Task details
Reproduce every entry exactly as written.

Exercise input
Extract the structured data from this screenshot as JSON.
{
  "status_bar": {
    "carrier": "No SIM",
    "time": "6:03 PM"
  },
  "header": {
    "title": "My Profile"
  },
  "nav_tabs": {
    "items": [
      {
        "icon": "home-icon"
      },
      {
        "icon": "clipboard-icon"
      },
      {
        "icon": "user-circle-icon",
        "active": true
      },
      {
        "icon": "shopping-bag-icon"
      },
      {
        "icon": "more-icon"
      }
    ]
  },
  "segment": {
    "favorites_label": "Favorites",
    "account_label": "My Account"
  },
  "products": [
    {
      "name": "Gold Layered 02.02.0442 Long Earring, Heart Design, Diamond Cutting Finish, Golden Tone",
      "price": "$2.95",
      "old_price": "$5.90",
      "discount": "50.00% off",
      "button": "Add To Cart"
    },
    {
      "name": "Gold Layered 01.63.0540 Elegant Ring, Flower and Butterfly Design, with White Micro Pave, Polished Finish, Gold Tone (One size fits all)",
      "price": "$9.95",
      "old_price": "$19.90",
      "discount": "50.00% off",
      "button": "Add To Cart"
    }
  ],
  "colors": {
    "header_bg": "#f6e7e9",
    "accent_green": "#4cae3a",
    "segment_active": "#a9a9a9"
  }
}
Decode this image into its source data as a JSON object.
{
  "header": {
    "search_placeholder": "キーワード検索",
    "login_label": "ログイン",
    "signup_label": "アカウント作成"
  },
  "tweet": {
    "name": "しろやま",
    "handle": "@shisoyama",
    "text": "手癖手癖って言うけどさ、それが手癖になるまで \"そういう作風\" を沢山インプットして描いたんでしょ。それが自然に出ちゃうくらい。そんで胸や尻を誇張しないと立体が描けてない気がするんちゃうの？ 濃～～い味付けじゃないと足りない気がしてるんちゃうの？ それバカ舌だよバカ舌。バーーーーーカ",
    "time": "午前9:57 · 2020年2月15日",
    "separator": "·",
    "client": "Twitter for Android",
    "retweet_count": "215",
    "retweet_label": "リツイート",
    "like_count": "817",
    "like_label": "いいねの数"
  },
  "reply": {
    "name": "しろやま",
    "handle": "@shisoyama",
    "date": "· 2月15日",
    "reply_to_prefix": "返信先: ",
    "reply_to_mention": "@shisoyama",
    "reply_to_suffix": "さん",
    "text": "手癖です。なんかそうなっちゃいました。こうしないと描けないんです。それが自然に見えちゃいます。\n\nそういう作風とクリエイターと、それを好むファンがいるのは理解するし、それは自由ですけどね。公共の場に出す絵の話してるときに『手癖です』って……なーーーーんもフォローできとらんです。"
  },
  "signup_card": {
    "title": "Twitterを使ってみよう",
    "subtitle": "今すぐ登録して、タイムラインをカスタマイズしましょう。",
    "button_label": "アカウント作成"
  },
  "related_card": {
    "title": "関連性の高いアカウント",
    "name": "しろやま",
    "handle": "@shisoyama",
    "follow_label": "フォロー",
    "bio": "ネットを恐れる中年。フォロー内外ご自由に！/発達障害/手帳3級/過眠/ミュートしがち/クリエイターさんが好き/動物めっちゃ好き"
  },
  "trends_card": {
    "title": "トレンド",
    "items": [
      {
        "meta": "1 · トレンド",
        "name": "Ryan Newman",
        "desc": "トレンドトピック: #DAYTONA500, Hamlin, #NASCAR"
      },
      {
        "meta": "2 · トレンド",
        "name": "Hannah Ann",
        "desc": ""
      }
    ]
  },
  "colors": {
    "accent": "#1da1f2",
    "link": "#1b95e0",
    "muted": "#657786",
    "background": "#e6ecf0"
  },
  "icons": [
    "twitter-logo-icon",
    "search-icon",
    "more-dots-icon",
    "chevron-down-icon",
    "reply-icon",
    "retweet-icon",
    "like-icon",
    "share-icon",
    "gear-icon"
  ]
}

Answer for this exercise
Extract the structured data from this screenshot as JSON.
{
  "status_bar": {
    "carrier": "No SIM",
    "time": "6:03 PM"
  },
  "header": {
    "title": "My Profile"
  },
  "nav_tabs": {
    "items": [
      {
        "icon": "home-icon"
      },
      {
        "icon": "clipboard-icon"
      },
      {
        "icon": "user-circle-icon",
        "active": true
      },
      {
        "icon": "shopping-bag-icon"
      },
      {
        "icon": "more-icon"
      }
    ]
  },
  "segment": {
    "favorites_label": "Favorites",
    "account_label": "My Account"
  },
  "products": [
    {
      "name": "Gold Layered 02.02.0442 Long Earring, Heart Design, Diamond Cutting Finish, Golden Tone",
      "price": "$2.95",
      "old_price": "$5.90",
      "discount": "50.00% off",
      "button": "Add To Cart"
    },
    {
      "name": "Gold Layered 01.63.0540 Elegant Ring, Flower and Butterfly Design, with White Micro Pave, Polished Finish, Gold Tone (One size fits all)",
      "price": "$9.95",
      "old_price": "$19.90",
      "discount": "50.00% off",
      "button": "Add To Cart"
    }
  ],
  "colors": {
    "header_bg": "#f6e7e9",
    "accent_green": "#4cae3a",
    "segment_active": "#a9a9a9"
  }
}
Decode this image into its source data as a JSON object.
{
  "header": {
    "search_placeholder": "キーワード検索",
    "login_label": "ログイン",
    "signup_label": "アカウント作成"
  },
  "tweet": {
    "name": "しろやま",
    "handle": "@shisoyama",
    "text": "手癖手癖って言うけどさ、それが手癖になるまで \"そういう作風\" を沢山インプットして描いたんでしょ。それが自然に出ちゃうくらい。そんで胸や尻を誇張しないと立体が描けてない気がするんちゃうの？ 濃～～い味付けじゃないと足りない気がしてるんちゃうの？ それバカ舌だよバカ舌。バーーーーーカ",
    "time": "午前9:57 · 2020年2月15日",
    "separator": "·",
    "client": "Twitter for Android",
    "retweet_count": "215",
    "retweet_label": "リツイート",
    "like_count": "817",
    "like_label": "いいねの数"
  },
  "reply": {
    "name": "しろやま",
    "handle": "@shisoyama",
    "date": "· 2月15日",
    "reply_to_prefix": "返信先: ",
    "reply_to_mention": "@shisoyama",
    "reply_to_suffix": "さん",
    "text": "手癖です。なんかそうなっちゃいました。こうしないと描けないんです。それが自然に見えちゃいます。\n\nそういう作風とクリエイターと、それを好むファンがいるのは理解するし、それは自由ですけどね。公共の場に出す絵の話してるときに『手癖です』って……なーーーーんもフォローできとらんです。"
  },
  "signup_card": {
    "title": "Twitterを使ってみよう",
    "subtitle": "今すぐ登録して、タイムラインをカスタマイズしましょう。",
    "button_label": "アカウント作成"
  },
  "related_card": {
    "title": "関連性の高いアカウント",
    "name": "しろやま",
    "handle": "@shisoyama",
    "follow_label": "フォロー",
    "bio": "ネットを恐れる中年。フォロー内外ご自由に！/発達障害/手帳3級/過眠/ミュートしがち/クリエイターさんが好き/動物めっちゃ好き"
  },
  "trends_card": {
    "title": "トレンド",
    "items": [
      {
        "meta": "1 · トレンド",
        "name": "Ryan Newman",
        "desc": "トレンドトピック: #DAYTONA500, Hamlin, #NASCAR"
      },
      {
        "meta": "2 · トレンド",
        "name": "Hannah Ann",
        "desc": ""
      }
    ]
  },
  "colors": {
    "accent": "#1da1f2",
    "link": "#1b95e0",
    "muted": "#657786",
    "background": "#e6ecf0"
  },
  "icons": [
    "twitter-logo-icon",
    "search-icon",
    "more-dots-icon",
    "chevron-down-icon",
    "reply-icon",
    "retweet-icon",
    "like-icon",
    "share-icon",
    "gear-icon"
  ]
}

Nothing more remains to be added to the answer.